Greece must have the bailout deal cleared by March 20 when some 14.5 billion euros of bonds are due.

I expect the bond swap will go well, said one senior banker who declined to be named. The baseline scenario is that CACs will be used but at the end of the day it's the final result that counts, securing the country's funding package.

Athens has staggered from deadline to deadline since the crisis broke out two years ago and several of its international partners have expressed open doubts about whether its second major bailout in two years will be the last.

Underlining the severe problems facing Greece after five years of deep recession, data on Thursday showed unemployment running at a record 21 percent in December, twice the euro zone average, with 51 percent of young people without a job.

There has been growing resentment in Greece over the austerity medicine ordered by international creditors which has compounded the pain from a slump which has seen the economy shrink by a fifth since 2008.

But Athens, totally reliant on international support to stave off a default that could set off a severe banking crisis across the euro zone, has also infuriated both the EU and the IMF with its repeated failure to push through promised reforms.

We have shown a lot of solidarity with Greece, German Finance Minister Wolfgang Schaeuble said late on Wednesday. Everyone knows that the real problems of Greek society are in Greece and not abroad.

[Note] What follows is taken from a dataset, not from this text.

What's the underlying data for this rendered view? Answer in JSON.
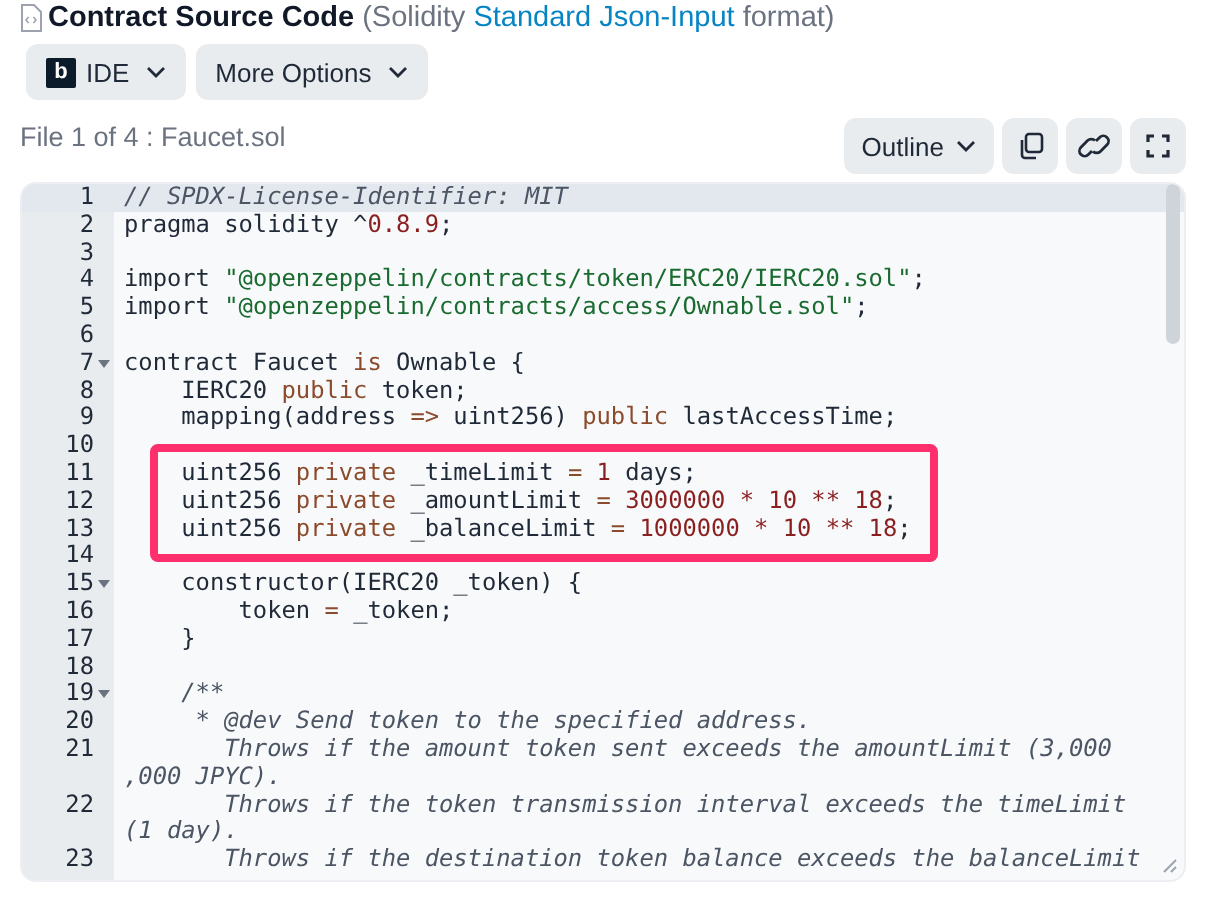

(Additional reporting by Harry Papachristou and Angeliki Koutantou, writing by James Mackenzie; editing by Anna Willard)